College students across the country have been strapping empty holsters around their waists this week to protest laws that prohibit concealed weapons on campus, citing concerns over campus shootings.

"People who would otherwise be able to defend themselves are left defenseless when on campus," said Ethan Bratt, a graduate student wearing an empty holster this week on the campus of Seattle Pacific University.

Students for Concealed Carry on Campus, a group of college students, parents and citizens who organized after the deadly shootings at Virginia Tech University in April, launched the protest.

A national debate over gun laws on campus began in the wake of those shootings, in which a deranged student killed 32 people in a classroom building before committing suicide. It was the deadliest mass shooting in U.S. history.

Campuses are prime targets for people intent on harming others because laws prohibit concealed weapons there, Bratt said.

But others believe college is no place for firearms.

"You don't like the fact that you can't have a gun on your college campus?

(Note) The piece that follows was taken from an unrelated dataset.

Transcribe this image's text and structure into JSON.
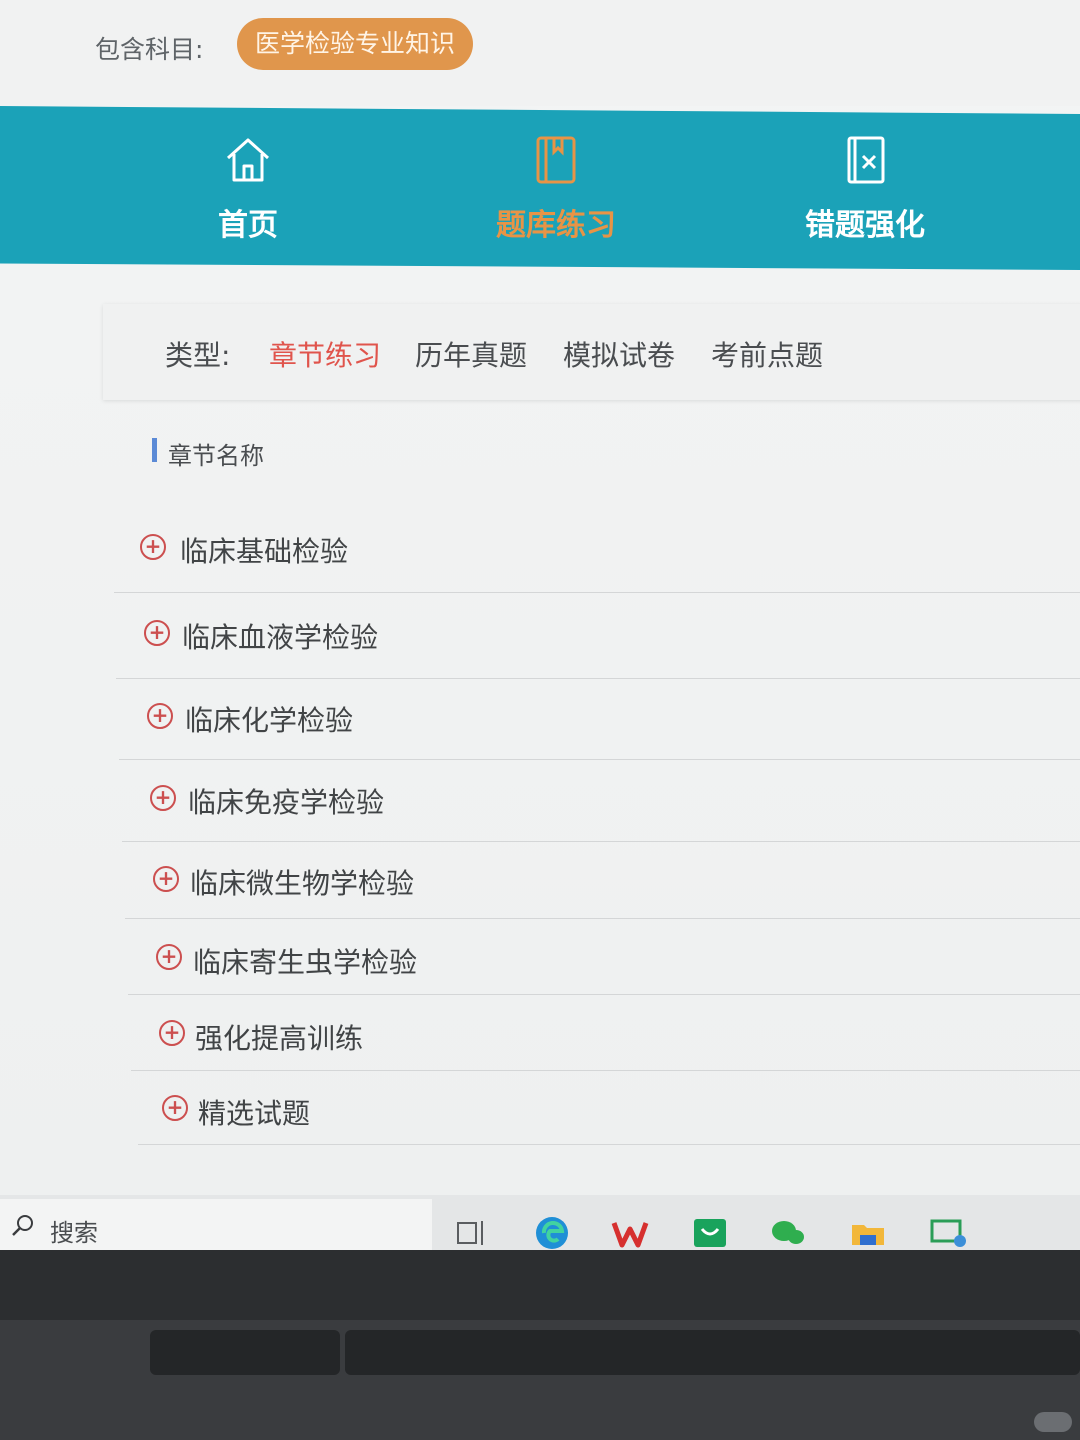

Drop out of school," said Peter Hamm, a spokesman for the Brady Center to Prevent Gun Violence.

When someone pulls out a gun and starts firing in a crowded environment, it's more likely that additional victims will be harmed, Hamm said.

"Let's be grateful that those holsters are empty," he said.

Click here to visit the Students for Concealed Carry on Campus Web site.

Click here to visit the Brady Center's Web site.

A group of 12 students chose to wear empty holsters to class this week at the University of Idaho as part of the nationwide protest.

Aled Baker, a junior, said he loses his constitutional right to protect himself and others when he steps on campus.

"It's null and void when you go on campus," the mechanical engineering student said.

Baker, a sportsman and hunter, has a license to carry a concealed handgun and hopes the protest will get people talking about the issue.

Many universities, like George Washington University, prohibit carrying concealed handguns on campuses.

"We do not allow weapons on campus for the safety and security of our student body and faculty," said Tracy Schario, spokeswoman for George Washington University in Washington, D.C.

Justin Turner, a senior in criminology and history at Florida State University, also wants the ability to carry a concealed handgun on campus.

"I'm hoping that people actually realize that this is something that college students are serious about moving forward and realize that it's not about taking the law into your own hands; it's about taking personal responsibility for yourself," said Turner, chairman of the Florida State chapter of Students for the Second Amendment.

Congress is considering legislation that would tighten background checks and give states funding to submit information to a national database that would prevent guns from being sold to dangerous buyers. House lawmakers passed the legislation, but it remains in the Senate.

"It fixes the problem that the states are not submitting the necessary records of people who have been found by a court to be dangerously mentally ill," Hamm said.

Family members and survivors of the Virginia Tech shootings recently visited members of Congress to urge lawmakers to pass the legislation they believe could help prevent future tragedies.